> _Exercise directions_
Locate each line with the string "JSON" in the listing below and copy it.

> _Given data_
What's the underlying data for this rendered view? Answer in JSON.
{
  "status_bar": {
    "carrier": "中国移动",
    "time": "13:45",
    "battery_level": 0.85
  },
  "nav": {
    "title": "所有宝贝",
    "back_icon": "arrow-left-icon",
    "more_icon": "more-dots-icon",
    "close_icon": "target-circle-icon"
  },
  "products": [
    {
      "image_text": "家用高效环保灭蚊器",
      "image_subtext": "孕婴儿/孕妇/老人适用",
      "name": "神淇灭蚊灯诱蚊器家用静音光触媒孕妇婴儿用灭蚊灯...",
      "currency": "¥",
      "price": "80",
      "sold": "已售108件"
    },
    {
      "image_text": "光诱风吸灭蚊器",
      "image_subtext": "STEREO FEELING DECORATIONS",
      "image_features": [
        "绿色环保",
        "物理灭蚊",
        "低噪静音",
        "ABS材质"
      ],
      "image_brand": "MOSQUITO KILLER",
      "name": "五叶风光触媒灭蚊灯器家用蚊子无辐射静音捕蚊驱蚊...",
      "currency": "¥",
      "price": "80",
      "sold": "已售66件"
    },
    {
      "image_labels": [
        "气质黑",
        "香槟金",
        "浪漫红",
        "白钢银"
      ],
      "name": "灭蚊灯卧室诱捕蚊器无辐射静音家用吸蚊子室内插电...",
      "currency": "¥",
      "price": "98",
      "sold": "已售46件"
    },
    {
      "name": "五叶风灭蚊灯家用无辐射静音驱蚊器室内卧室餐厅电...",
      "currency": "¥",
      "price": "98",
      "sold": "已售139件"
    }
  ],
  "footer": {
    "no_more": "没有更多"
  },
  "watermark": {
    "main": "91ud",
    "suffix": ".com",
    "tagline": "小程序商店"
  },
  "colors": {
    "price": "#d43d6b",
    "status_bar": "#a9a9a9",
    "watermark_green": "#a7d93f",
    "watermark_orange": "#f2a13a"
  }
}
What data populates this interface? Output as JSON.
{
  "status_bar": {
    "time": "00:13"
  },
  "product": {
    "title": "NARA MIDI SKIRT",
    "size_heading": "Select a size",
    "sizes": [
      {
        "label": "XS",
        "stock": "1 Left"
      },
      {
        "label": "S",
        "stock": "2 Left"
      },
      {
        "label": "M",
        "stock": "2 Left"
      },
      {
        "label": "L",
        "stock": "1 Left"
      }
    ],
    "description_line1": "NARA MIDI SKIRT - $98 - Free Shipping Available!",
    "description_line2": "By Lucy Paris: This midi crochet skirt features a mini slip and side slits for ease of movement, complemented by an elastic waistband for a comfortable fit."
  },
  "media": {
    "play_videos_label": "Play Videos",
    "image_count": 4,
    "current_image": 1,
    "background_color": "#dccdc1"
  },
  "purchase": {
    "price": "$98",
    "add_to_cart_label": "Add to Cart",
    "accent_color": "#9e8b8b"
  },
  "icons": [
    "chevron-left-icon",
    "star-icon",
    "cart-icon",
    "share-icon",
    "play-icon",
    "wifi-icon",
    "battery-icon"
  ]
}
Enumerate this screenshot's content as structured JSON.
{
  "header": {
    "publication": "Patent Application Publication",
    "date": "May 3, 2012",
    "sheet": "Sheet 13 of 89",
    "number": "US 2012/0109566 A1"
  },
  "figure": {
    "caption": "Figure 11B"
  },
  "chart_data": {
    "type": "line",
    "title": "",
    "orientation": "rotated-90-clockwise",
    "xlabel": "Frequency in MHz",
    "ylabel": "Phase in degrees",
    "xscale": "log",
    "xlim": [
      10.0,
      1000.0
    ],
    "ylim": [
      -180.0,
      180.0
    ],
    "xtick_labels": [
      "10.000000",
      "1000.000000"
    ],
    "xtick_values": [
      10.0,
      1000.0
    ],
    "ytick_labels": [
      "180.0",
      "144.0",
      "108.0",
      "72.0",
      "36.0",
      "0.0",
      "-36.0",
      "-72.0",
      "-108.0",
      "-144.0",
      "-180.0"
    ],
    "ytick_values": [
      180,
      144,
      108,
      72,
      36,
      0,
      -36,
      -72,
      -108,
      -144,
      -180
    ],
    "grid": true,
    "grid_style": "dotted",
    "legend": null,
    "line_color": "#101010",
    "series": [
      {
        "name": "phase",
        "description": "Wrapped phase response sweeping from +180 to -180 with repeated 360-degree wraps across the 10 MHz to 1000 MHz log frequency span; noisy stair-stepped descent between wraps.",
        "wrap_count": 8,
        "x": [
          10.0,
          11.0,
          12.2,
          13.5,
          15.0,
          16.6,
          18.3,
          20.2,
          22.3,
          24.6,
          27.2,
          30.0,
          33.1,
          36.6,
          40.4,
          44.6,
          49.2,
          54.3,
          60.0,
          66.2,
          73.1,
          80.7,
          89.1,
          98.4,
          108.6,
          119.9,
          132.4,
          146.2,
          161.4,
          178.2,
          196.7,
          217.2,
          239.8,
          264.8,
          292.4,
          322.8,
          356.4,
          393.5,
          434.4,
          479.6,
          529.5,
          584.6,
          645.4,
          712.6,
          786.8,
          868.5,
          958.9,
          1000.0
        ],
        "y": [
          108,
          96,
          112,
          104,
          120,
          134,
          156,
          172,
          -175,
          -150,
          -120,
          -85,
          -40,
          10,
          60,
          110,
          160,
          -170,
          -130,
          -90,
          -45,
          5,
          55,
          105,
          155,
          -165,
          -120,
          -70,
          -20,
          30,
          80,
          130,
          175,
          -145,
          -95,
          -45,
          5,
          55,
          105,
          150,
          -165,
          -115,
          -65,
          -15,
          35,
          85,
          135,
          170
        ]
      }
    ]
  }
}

> _Expected output_
What's the underlying data for this rendered view? Answer in JSON.
What data populates this interface? Output as JSON.
Enumerate this screenshot's content as structured JSON.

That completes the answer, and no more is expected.